Yet it is in big cities that “smartification” will have the most impact. A plethora of systems can be made more intelligent and then combined into a “system of systems”: not just transport and the power grid, but public safety, water supply and even health care (think remote monitoring of patients). With the help of Cisco, another big IT firm, the South Korean city of Incheon aims to become a “Smart+Connected” community, with virtual government services, green energy services and intelligent buildings…”
3. Fast Company: Corventis’s PiiX Monitor Promises to Predict Heart Failure
… “The company’s first product, PiiX, is a wireless, water-resistant sensor that sticks to a patient’s chest like a large Band-Aid and monitors heart rate, respiratory rate, bodily fluids, and overall activity. It transmits the data to a central server for analysis and review by doctor and patient.
The basic technology platform has already received FDA approval, but Corventis envisions the PiiX as much more than a simple monitoring system. The company is working to generate algorithms that can predict, for instance, when a patient is on the verge of heart failure by comparing trends in his or her vital signs to other cases. "When you apply it in the real world, the algorithm begins to learn," says CEO Ed Manicka. "Not from 5 or 10 patients, but from hundreds of thousands of patients, as the system is applied across the planet."
… "What Corventis is trying to do is fundamentally create a new type of machine intelligence that serves to manage the patient’s overall health," he says. "It moves from the reactive approach of practicing medicine that is prevalent today to something that is much more proactive, preventative, and individualized."”
4. The Economist: The World in 2010 – Leadership in the information age, by Carol Bartz, CEO of Yahoo!
… “The second obligation that information creates for executives is to identify and mentor thought leaders. In the past, seeking out “high potential” employees typically meant looking for those who could climb the next rung of the management ladder. That remains important. But equally pressing is finding those employees who, though perhaps not the best managers, have the ability to digest and interpret information for others. Grooming these in-house ideas people helps foster a culture of openness to fresh thinking—the greatest energy an organisation can have.

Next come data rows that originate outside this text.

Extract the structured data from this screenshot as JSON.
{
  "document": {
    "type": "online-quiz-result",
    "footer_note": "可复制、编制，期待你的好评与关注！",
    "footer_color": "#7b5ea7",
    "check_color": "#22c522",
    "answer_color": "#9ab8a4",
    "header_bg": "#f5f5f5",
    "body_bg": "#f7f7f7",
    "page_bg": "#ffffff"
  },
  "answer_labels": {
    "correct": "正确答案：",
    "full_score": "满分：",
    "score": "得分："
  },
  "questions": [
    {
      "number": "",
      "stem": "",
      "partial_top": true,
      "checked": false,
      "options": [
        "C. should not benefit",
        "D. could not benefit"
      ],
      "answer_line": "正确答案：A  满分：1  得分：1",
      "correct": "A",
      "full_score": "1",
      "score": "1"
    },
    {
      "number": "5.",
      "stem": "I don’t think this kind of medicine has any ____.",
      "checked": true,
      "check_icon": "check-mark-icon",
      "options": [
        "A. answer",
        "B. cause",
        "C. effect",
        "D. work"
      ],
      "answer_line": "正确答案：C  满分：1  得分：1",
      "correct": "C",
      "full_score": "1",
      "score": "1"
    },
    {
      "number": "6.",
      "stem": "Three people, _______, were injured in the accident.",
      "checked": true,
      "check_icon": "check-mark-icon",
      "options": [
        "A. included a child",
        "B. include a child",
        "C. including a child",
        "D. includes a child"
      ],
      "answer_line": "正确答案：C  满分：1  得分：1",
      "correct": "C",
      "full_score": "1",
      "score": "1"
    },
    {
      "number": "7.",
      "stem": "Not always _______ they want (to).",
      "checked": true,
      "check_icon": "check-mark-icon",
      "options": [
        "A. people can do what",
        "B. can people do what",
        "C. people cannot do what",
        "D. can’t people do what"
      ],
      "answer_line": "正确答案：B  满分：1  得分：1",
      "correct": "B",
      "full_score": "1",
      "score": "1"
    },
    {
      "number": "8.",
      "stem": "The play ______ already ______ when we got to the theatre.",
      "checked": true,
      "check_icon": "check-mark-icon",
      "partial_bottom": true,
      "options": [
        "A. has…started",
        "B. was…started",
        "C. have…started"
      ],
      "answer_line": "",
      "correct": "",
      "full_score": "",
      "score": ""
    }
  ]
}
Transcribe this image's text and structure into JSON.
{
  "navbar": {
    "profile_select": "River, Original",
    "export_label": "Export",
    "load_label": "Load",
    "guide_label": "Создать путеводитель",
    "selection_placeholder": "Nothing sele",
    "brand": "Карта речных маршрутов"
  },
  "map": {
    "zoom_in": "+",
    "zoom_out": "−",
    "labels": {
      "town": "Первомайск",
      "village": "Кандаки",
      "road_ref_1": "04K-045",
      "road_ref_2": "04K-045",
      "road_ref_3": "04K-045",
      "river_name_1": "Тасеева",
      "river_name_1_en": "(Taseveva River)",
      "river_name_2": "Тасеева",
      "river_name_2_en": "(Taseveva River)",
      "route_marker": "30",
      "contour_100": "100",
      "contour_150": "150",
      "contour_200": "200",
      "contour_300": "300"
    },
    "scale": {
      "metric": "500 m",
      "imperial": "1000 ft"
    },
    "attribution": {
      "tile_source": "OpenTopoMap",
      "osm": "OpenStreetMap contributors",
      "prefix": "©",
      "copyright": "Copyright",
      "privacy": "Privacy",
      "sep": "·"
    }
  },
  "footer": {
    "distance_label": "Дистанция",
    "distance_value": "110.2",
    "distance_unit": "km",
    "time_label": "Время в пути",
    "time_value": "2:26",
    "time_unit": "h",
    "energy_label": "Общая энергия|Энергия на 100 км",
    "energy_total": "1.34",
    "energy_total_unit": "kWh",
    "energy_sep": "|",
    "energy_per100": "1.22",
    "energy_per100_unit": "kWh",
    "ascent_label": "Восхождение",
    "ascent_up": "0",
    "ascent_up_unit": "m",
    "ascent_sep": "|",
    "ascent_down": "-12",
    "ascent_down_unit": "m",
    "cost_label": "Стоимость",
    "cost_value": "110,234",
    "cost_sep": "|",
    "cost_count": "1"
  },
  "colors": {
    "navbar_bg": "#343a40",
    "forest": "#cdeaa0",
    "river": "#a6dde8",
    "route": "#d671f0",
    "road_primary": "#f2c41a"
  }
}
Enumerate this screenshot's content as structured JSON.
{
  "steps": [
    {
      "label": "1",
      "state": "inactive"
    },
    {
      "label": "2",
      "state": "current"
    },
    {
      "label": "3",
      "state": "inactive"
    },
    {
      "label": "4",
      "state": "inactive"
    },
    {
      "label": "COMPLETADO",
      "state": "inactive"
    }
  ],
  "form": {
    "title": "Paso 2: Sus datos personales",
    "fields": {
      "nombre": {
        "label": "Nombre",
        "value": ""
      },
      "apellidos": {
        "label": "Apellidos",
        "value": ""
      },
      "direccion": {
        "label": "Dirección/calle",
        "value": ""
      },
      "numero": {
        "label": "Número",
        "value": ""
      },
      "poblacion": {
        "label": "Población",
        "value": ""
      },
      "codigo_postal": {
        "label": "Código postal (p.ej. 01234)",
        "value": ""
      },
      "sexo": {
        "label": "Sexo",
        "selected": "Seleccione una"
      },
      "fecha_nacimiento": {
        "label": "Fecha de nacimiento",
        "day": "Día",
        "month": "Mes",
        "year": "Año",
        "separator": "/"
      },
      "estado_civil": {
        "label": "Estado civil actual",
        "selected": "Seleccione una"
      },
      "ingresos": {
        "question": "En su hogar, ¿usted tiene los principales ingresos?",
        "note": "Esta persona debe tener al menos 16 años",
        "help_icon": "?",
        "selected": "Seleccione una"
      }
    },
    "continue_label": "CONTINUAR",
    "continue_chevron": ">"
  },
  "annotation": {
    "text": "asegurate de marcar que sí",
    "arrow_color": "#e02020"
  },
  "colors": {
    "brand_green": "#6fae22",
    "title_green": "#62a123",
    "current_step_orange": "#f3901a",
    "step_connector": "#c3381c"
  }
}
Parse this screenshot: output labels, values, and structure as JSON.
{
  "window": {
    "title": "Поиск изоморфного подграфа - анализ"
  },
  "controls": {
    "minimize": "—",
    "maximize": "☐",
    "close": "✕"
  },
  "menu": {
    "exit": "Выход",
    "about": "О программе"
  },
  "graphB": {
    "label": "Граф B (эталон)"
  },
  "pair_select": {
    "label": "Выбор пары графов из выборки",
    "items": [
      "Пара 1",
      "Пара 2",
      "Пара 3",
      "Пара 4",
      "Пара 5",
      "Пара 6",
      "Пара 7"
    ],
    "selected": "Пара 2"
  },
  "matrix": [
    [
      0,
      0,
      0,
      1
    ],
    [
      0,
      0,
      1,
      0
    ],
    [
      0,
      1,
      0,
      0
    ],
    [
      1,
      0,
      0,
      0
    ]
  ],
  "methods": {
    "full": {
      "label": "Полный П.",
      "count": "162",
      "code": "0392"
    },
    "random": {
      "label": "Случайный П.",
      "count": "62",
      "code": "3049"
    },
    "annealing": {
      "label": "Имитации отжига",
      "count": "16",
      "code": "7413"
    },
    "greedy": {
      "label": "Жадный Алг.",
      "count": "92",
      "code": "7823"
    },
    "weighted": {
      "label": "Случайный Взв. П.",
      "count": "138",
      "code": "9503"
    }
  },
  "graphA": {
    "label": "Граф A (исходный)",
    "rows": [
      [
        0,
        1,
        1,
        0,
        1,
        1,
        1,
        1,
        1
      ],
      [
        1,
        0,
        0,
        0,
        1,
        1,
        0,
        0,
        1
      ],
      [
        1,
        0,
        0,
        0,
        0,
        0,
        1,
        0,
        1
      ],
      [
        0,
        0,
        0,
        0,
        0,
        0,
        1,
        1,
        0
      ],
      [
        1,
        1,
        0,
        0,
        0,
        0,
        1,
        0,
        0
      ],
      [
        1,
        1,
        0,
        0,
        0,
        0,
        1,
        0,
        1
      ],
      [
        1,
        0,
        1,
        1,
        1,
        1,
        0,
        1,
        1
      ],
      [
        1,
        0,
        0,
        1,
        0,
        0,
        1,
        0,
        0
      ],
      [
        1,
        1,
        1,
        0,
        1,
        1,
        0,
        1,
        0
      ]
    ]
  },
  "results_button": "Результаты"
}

The deluge of information is only going to rise. Leadership will increasingly mean leveraging that information, clarifying it, and using it to advance your strategy, engage customers and motivate employees. Business stakeholders are interested not only in your products and services, but also in your ideas.
So, welcome the information flood. Those who learn how to keep their head above it will be the most effective leaders.”
5. 2010: IT set to move from evolution to quiet revolution, predicts Progress Software
“Based on feedback from customers, as well as its own research and development, Progress Software sees five key technology trends set to shake up computing in 2010.
1. Real-time insight and business control will become a must-have, as organizations can ill-afford to lose money and customer through being slow to notice problems in delivery. In 2009, our research found that 67% of businesses only become aware of problems when customers report them. 80% of companies already have critical business events they need to monitor in real time. In 2010, insight into these events, powered by the right technology, will be essential to success.
2. Event-driven computing will accelerate, driven by business needs, and impacting both the way applications are built and how they are deployed in the enterprise. Architectures are increasingly being built around ‘events’, and this will increase to deal with both new sources of events appearing within the enterprise as well as external event sources from partners and customers.”